To do: Reproduce all of the data below without alteration; exclude every picture.

(Data in this exercise begins)

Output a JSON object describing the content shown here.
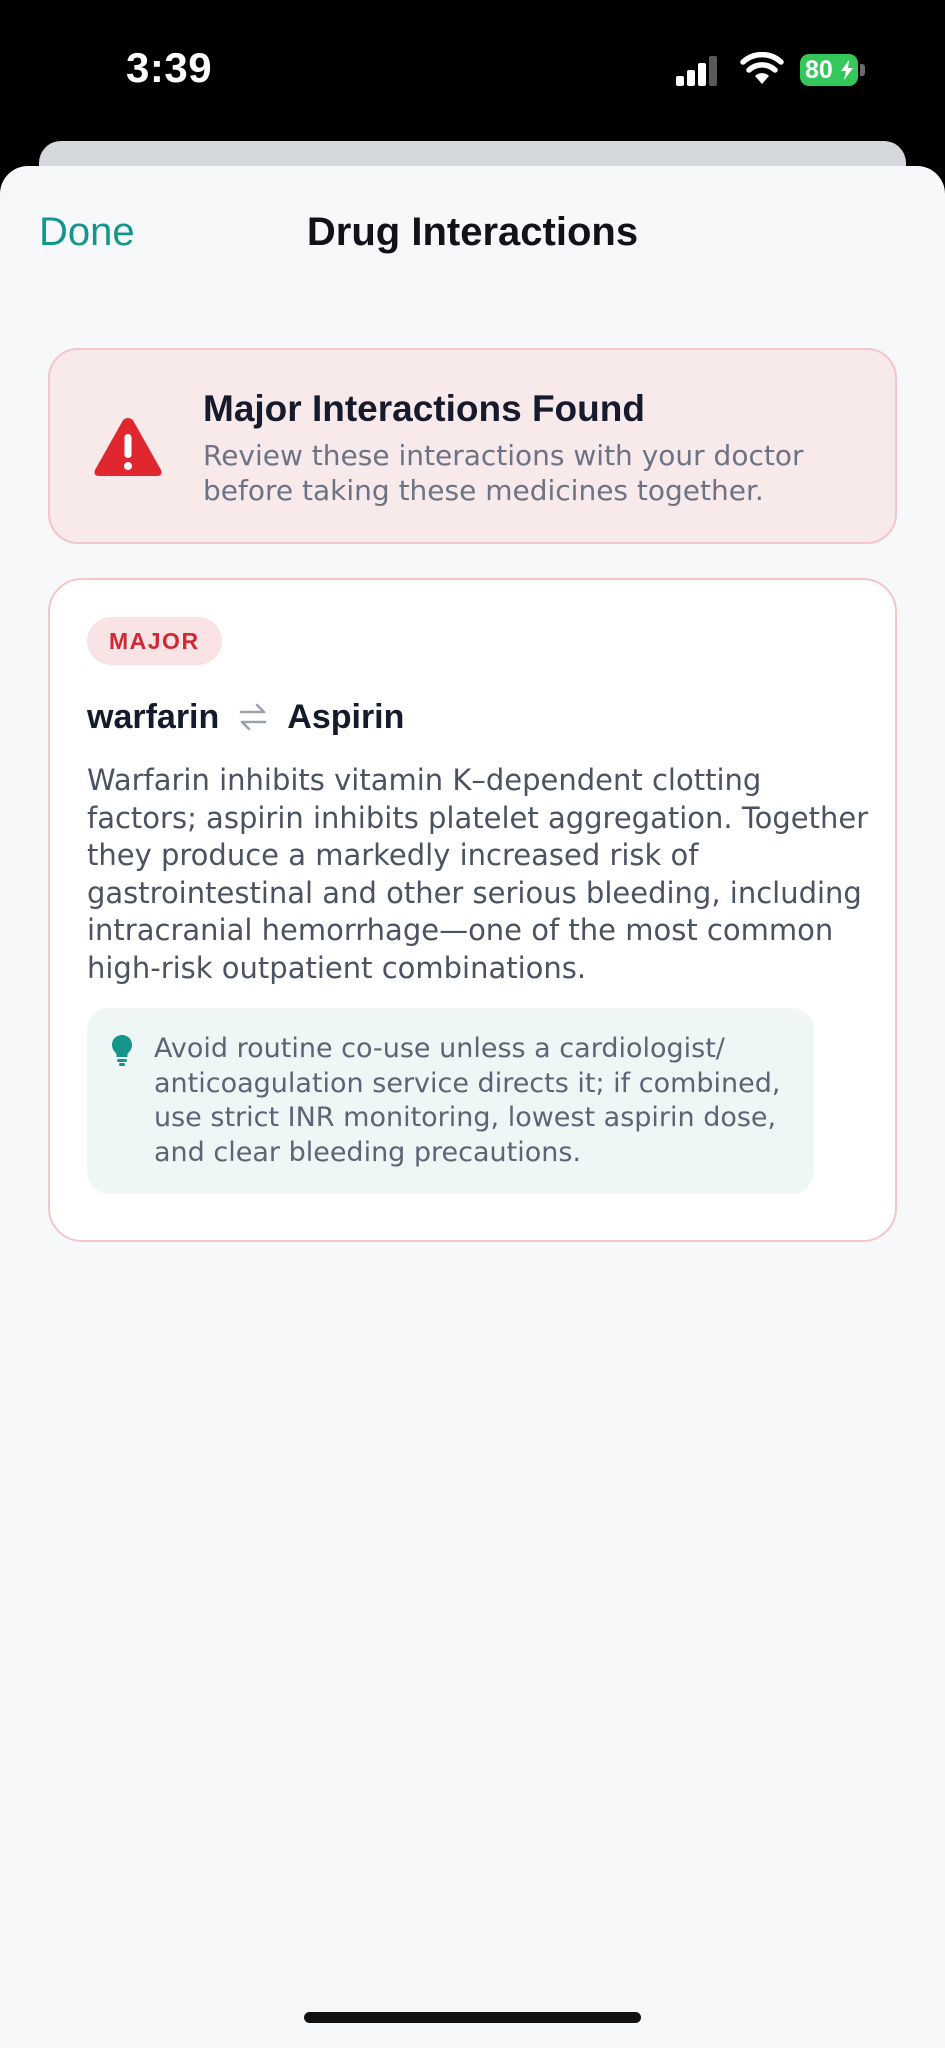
{
  "status_bar": {
    "time": "3:39",
    "battery_level": "80",
    "battery_charging": true,
    "icons": [
      "signal-icon",
      "wifi-icon",
      "battery-icon",
      "charging-bolt-icon"
    ]
  },
  "nav": {
    "done_label": "Done",
    "title": "Drug Interactions"
  },
  "alert": {
    "icon": "warning-triangle-icon",
    "title": "Major Interactions Found",
    "subtitle": "Review these interactions with your doctor before taking these medicines together."
  },
  "interaction": {
    "severity": "MAJOR",
    "drug_a": "warfarin",
    "drug_b": "Aspirin",
    "swap_icon": "swap-arrows-icon",
    "description": "Warfarin inhibits vitamin K–dependent clotting factors; aspirin inhibits platelet aggregation. Together they produce a markedly increased risk of gastrointestinal and other serious bleeding, including intracranial hemorrhage—one of the most common high-risk outpatient combinations.",
    "recommendation_icon": "lightbulb-icon",
    "recommendation": "Avoid routine co-use unless a cardiologist/ anticoagulation service directs it; if combined, use strict INR monitoring, lowest aspirin dose, and clear bleeding precautions."
  },
  "colors": {
    "accent": "#14978a",
    "danger": "#e0262e",
    "danger_bg": "#f8e9eb",
    "danger_border": "#f2c6cb",
    "tip_bg": "#eef7f5",
    "battery": "#34c759"
  }
}
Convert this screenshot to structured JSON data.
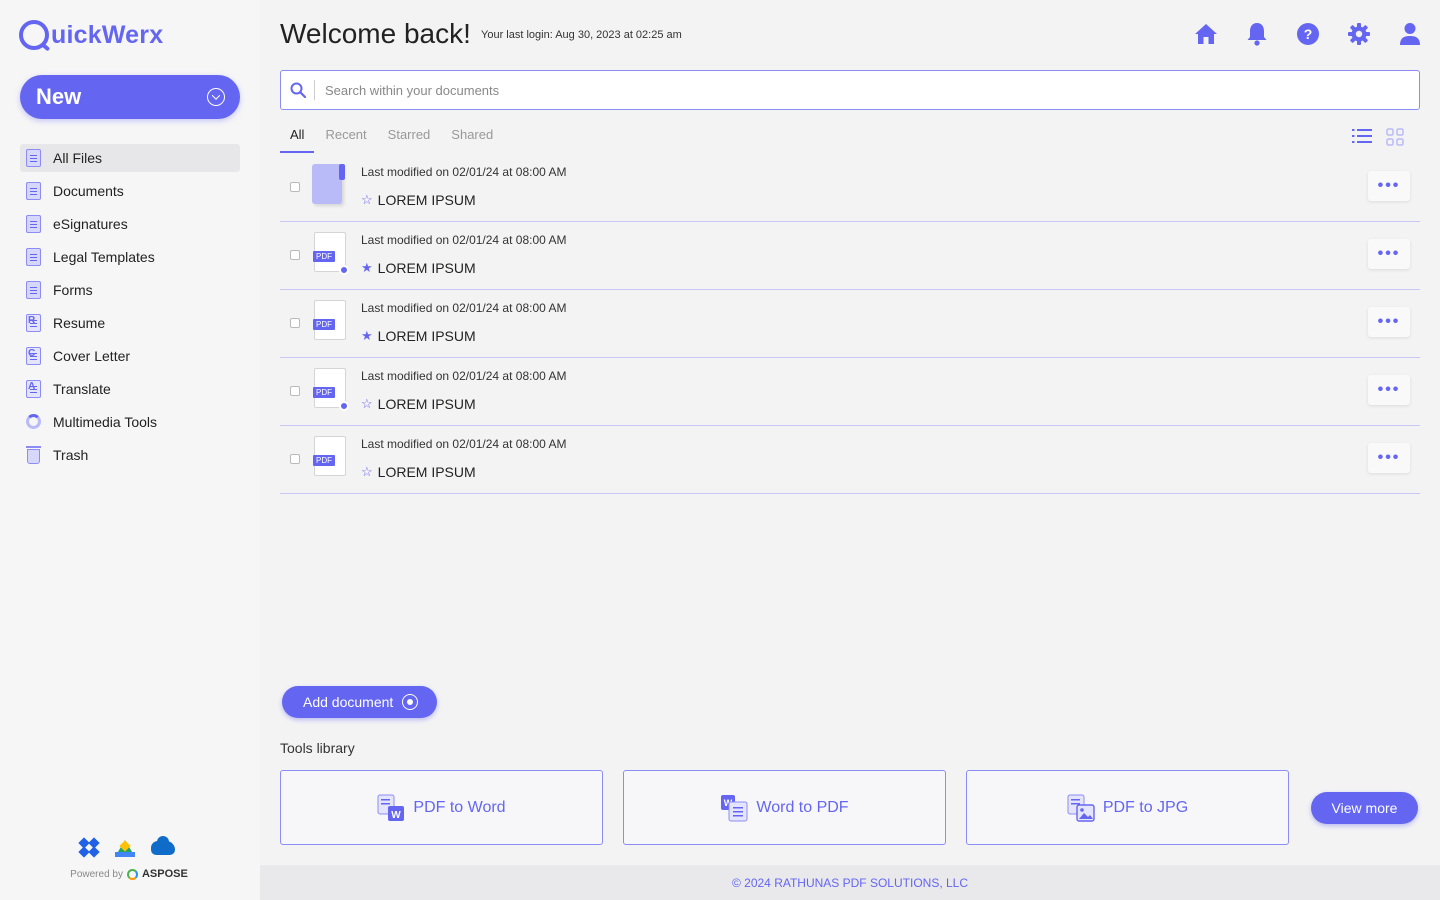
{
  "brand": {
    "logo_text": "uickWerx",
    "accent": "#6466f1"
  },
  "sidebar": {
    "new_label": "New",
    "items": [
      {
        "label": "All Files",
        "icon": "document-icon"
      },
      {
        "label": "Documents",
        "icon": "document-icon"
      },
      {
        "label": "eSignatures",
        "icon": "signature-icon"
      },
      {
        "label": "Legal Templates",
        "icon": "legal-template-icon"
      },
      {
        "label": "Forms",
        "icon": "form-icon"
      },
      {
        "label": "Resume",
        "icon": "resume-icon"
      },
      {
        "label": "Cover Letter",
        "icon": "cover-letter-icon"
      },
      {
        "label": "Translate",
        "icon": "translate-icon"
      },
      {
        "label": "Multimedia Tools",
        "icon": "multimedia-icon"
      },
      {
        "label": "Trash",
        "icon": "trash-icon"
      }
    ],
    "powered_by": "Powered by",
    "powered_brand": "ASPOSE"
  },
  "header": {
    "title": "Welcome back!",
    "last_login": "Your last login: Aug 30, 2023 at 02:25 am"
  },
  "search": {
    "placeholder": "Search within your documents"
  },
  "tabs": [
    "All",
    "Recent",
    "Starred",
    "Shared"
  ],
  "files": [
    {
      "modified": "Last modified on 02/01/24 at 08:00 AM",
      "name": "LOREM IPSUM",
      "type": "folder",
      "starred": false
    },
    {
      "modified": "Last modified on 02/01/24 at 08:00 AM",
      "name": "LOREM IPSUM",
      "type": "pdf",
      "starred": true
    },
    {
      "modified": "Last modified on 02/01/24 at 08:00 AM",
      "name": "LOREM IPSUM",
      "type": "pdf",
      "starred": true
    },
    {
      "modified": "Last modified on 02/01/24 at 08:00 AM",
      "name": "LOREM IPSUM",
      "type": "pdf",
      "starred": false
    },
    {
      "modified": "Last modified on 02/01/24 at 08:00 AM",
      "name": "LOREM IPSUM",
      "type": "pdf",
      "starred": false
    }
  ],
  "pdf_tag": "PDF",
  "more_label": "•••",
  "add_document_label": "Add document",
  "tools": {
    "title": "Tools library",
    "items": [
      "PDF to Word",
      "Word to PDF",
      "PDF to JPG"
    ],
    "view_more": "View more"
  },
  "footer": {
    "text": "© 2024 RATHUNAS PDF SOLUTIONS, LLC"
  }
}
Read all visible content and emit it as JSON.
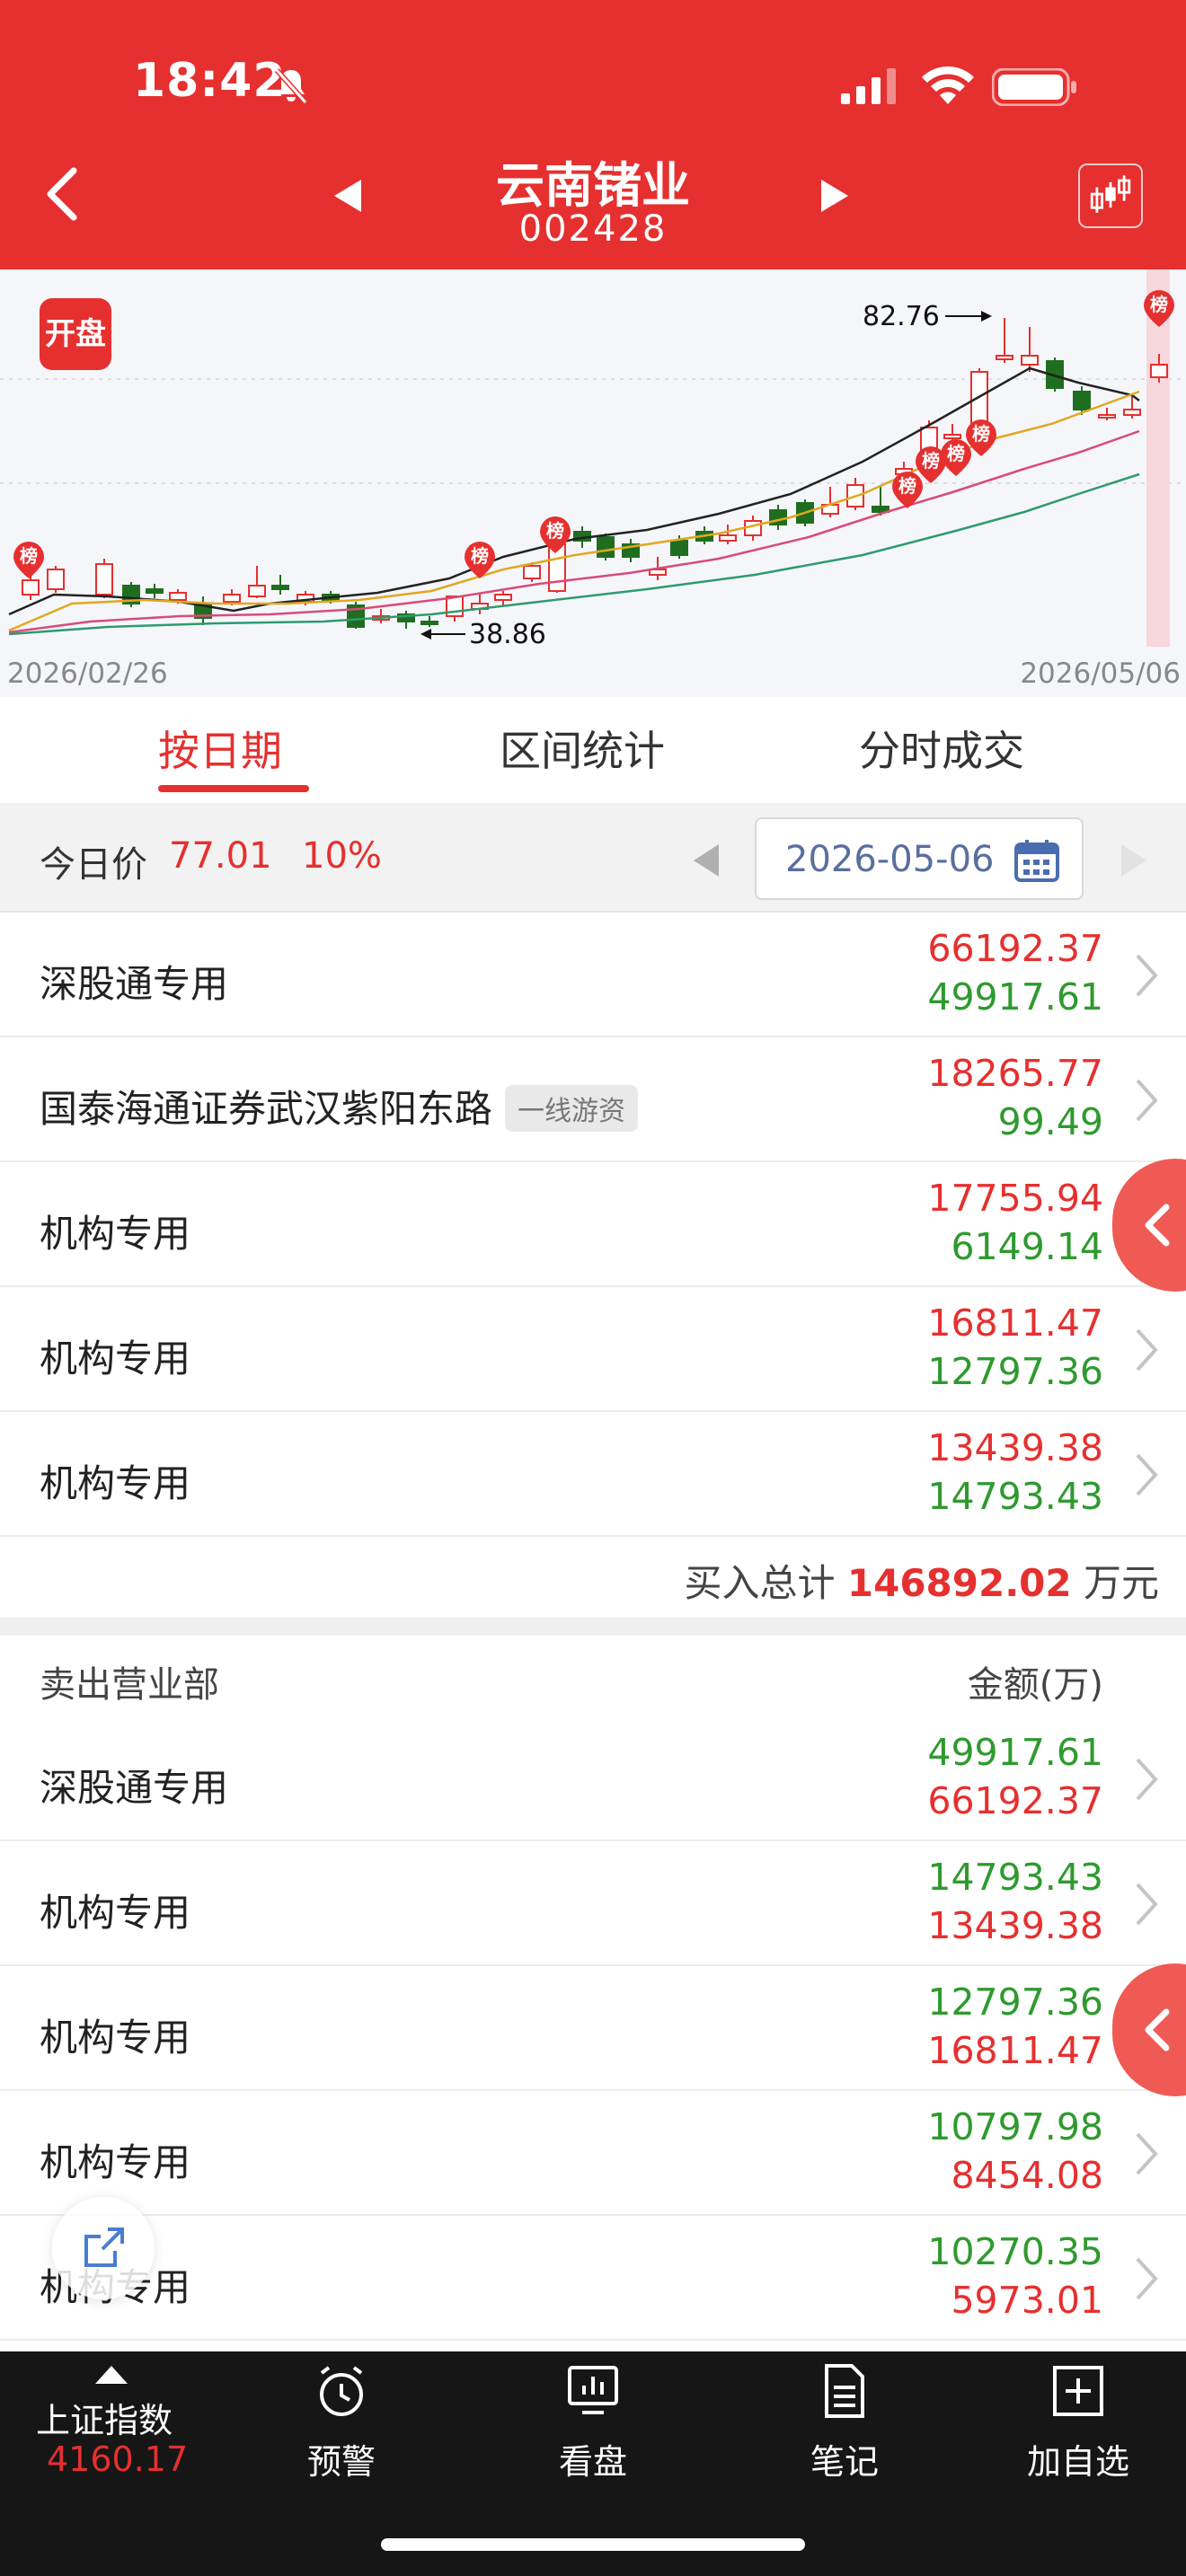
{
  "status_bar": {
    "time": "18:42"
  },
  "header": {
    "stock_name": "云南锗业",
    "stock_code": "002428"
  },
  "kline": {
    "badge": "开盘",
    "marker_label": "榜",
    "high_label": "82.76",
    "low_label": "38.86",
    "start_date": "2026/02/26",
    "end_date": "2026/05/06"
  },
  "tabs": [
    "按日期",
    "区间统计",
    "分时成交"
  ],
  "price_bar": {
    "label": "今日价",
    "price": "77.01",
    "change_pct": "10%",
    "date": "2026-05-06"
  },
  "buy_rows": [
    {
      "name": "深股通专用",
      "tag": "",
      "buy": "66192.37",
      "sell": "49917.61"
    },
    {
      "name": "国泰海通证券武汉紫阳东路",
      "tag": "一线游资",
      "buy": "18265.77",
      "sell": "99.49"
    },
    {
      "name": "机构专用",
      "tag": "",
      "buy": "17755.94",
      "sell": "6149.14"
    },
    {
      "name": "机构专用",
      "tag": "",
      "buy": "16811.47",
      "sell": "12797.36"
    },
    {
      "name": "机构专用",
      "tag": "",
      "buy": "13439.38",
      "sell": "14793.43"
    }
  ],
  "buy_total": {
    "label": "买入总计",
    "value": "146892.02",
    "unit": "万元"
  },
  "sell_section": {
    "title": "卖出营业部",
    "unit_label": "金额(万)"
  },
  "sell_rows": [
    {
      "name": "深股通专用",
      "sell": "49917.61",
      "buy": "66192.37"
    },
    {
      "name": "机构专用",
      "sell": "14793.43",
      "buy": "13439.38"
    },
    {
      "name": "机构专用",
      "sell": "12797.36",
      "buy": "16811.47"
    },
    {
      "name": "机构专用",
      "sell": "10797.98",
      "buy": "8454.08"
    },
    {
      "name": "机构专用",
      "sell": "10270.35",
      "buy": "5973.01"
    }
  ],
  "bottom_nav": {
    "index_name": "上证指数",
    "index_value": "4160.17",
    "items": [
      "预警",
      "看盘",
      "笔记",
      "加自选"
    ]
  },
  "colors": {
    "brand_red": "#e5302f",
    "up": "#e5302f",
    "down": "#2e9a2e"
  }
}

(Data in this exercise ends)

Answer space:
Output a JSON object describing the content shown here.
{
  "status_bar": {
    "time": "3:39",
    "battery_level": "80",
    "battery_charging": true,
    "icons": [
      "signal-icon",
      "wifi-icon",
      "battery-icon",
      "charging-bolt-icon"
    ]
  },
  "nav": {
    "done_label": "Done",
    "title": "Drug Interactions"
  },
  "alert": {
    "icon": "warning-triangle-icon",
    "title": "Major Interactions Found",
    "subtitle": "Review these interactions with your doctor before taking these medicines together."
  },
  "interaction": {
    "severity": "MAJOR",
    "drug_a": "warfarin",
    "drug_b": "Aspirin",
    "swap_icon": "swap-arrows-icon",
    "description": "Warfarin inhibits vitamin K–dependent clotting factors; aspirin inhibits platelet aggregation. Together they produce a markedly increased risk of gastrointestinal and other serious bleeding, including intracranial hemorrhage—one of the most common high-risk outpatient combinations.",
    "recommendation_icon": "lightbulb-icon",
    "recommendation": "Avoid routine co-use unless a cardiologist/ anticoagulation service directs it; if combined, use strict INR monitoring, lowest aspirin dose, and clear bleeding precautions."
  },
  "colors": {
    "accent": "#14978a",
    "danger": "#e0262e",
    "danger_bg": "#f8e9eb",
    "danger_border": "#f2c6cb",
    "tip_bg": "#eef7f5",
    "battery": "#34c759"
  }
}
Convert this screenshot to structured JSON data.
{
  "brand": {
    "logo_text": "uickWerx",
    "accent": "#6466f1"
  },
  "sidebar": {
    "new_label": "New",
    "items": [
      {
        "label": "All Files",
        "icon": "document-icon"
      },
      {
        "label": "Documents",
        "icon": "document-icon"
      },
      {
        "label": "eSignatures",
        "icon": "signature-icon"
      },
      {
        "label": "Legal Templates",
        "icon": "legal-template-icon"
      },
      {
        "label": "Forms",
        "icon": "form-icon"
      },
      {
        "label": "Resume",
        "icon": "resume-icon"
      },
      {
        "label": "Cover Letter",
        "icon": "cover-letter-icon"
      },
      {
        "label": "Translate",
        "icon": "translate-icon"
      },
      {
        "label": "Multimedia Tools",
        "icon": "multimedia-icon"
      },
      {
        "label": "Trash",
        "icon": "trash-icon"
      }
    ],
    "powered_by": "Powered by",
    "powered_brand": "ASPOSE"
  },
  "header": {
    "title": "Welcome back!",
    "last_login": "Your last login: Aug 30, 2023 at 02:25 am"
  },
  "search": {
    "placeholder": "Search within your documents"
  },
  "tabs": [
    "All",
    "Recent",
    "Starred",
    "Shared"
  ],
  "files": [
    {
      "modified": "Last modified on 02/01/24 at 08:00 AM",
      "name": "LOREM IPSUM",
      "type": "folder",
      "starred": false
    },
    {
      "modified": "Last modified on 02/01/24 at 08:00 AM",
      "name": "LOREM IPSUM",
      "type": "pdf",
      "starred": true
    },
    {
      "modified": "Last modified on 02/01/24 at 08:00 AM",
      "name": "LOREM IPSUM",
      "type": "pdf",
      "starred": true
    },
    {
      "modified": "Last modified on 02/01/24 at 08:00 AM",
      "name": "LOREM IPSUM",
      "type": "pdf",
      "starred": false
    },
    {
      "modified": "Last modified on 02/01/24 at 08:00 AM",
      "name": "LOREM IPSUM",
      "type": "pdf",
      "starred": false
    }
  ],
  "pdf_tag": "PDF",
  "more_label": "•••",
  "add_document_label": "Add document",
  "tools": {
    "title": "Tools library",
    "items": [
      "PDF to Word",
      "Word to PDF",
      "PDF to JPG"
    ],
    "view_more": "View more"
  },
  "footer": {
    "text": "© 2024 RATHUNAS PDF SOLUTIONS, LLC"
  }
}
Read all visible content and emit it as JSON.
{
  "status_bar": {
    "time": "18:42"
  },
  "header": {
    "stock_name": "云南锗业",
    "stock_code": "002428"
  },
  "kline": {
    "badge": "开盘",
    "marker_label": "榜",
    "high_label": "82.76",
    "low_label": "38.86",
    "start_date": "2026/02/26",
    "end_date": "2026/05/06"
  },
  "tabs": [
    "按日期",
    "区间统计",
    "分时成交"
  ],
  "price_bar": {
    "label": "今日价",
    "price": "77.01",
    "change_pct": "10%",
    "date": "2026-05-06"
  },
  "buy_rows": [
    {
      "name": "深股通专用",
      "tag": "",
      "buy": "66192.37",
      "sell": "49917.61"
    },
    {
      "name": "国泰海通证券武汉紫阳东路",
      "tag": "一线游资",
      "buy": "18265.77",
      "sell": "99.49"
    },
    {
      "name": "机构专用",
      "tag": "",
      "buy": "17755.94",
      "sell": "6149.14"
    },
    {
      "name": "机构专用",
      "tag": "",
      "buy": "16811.47",
      "sell": "12797.36"
    },
    {
      "name": "机构专用",
      "tag": "",
      "buy": "13439.38",
      "sell": "14793.43"
    }
  ],
  "buy_total": {
    "label": "买入总计",
    "value": "146892.02",
    "unit": "万元"
  },
  "sell_section": {
    "title": "卖出营业部",
    "unit_label": "金额(万)"
  },
  "sell_rows": [
    {
      "name": "深股通专用",
      "sell": "49917.61",
      "buy": "66192.37"
    },
    {
      "name": "机构专用",
      "sell": "14793.43",
      "buy": "13439.38"
    },
    {
      "name": "机构专用",
      "sell": "12797.36",
      "buy": "16811.47"
    },
    {
      "name": "机构专用",
      "sell": "10797.98",
      "buy": "8454.08"
    },
    {
      "name": "机构专用",
      "sell": "10270.35",
      "buy": "5973.01"
    }
  ],
  "bottom_nav": {
    "index_name": "上证指数",
    "index_value": "4160.17",
    "items": [
      "预警",
      "看盘",
      "笔记",
      "加自选"
    ]
  },
  "colors": {
    "brand_red": "#e5302f",
    "up": "#e5302f",
    "down": "#2e9a2e"
  }
}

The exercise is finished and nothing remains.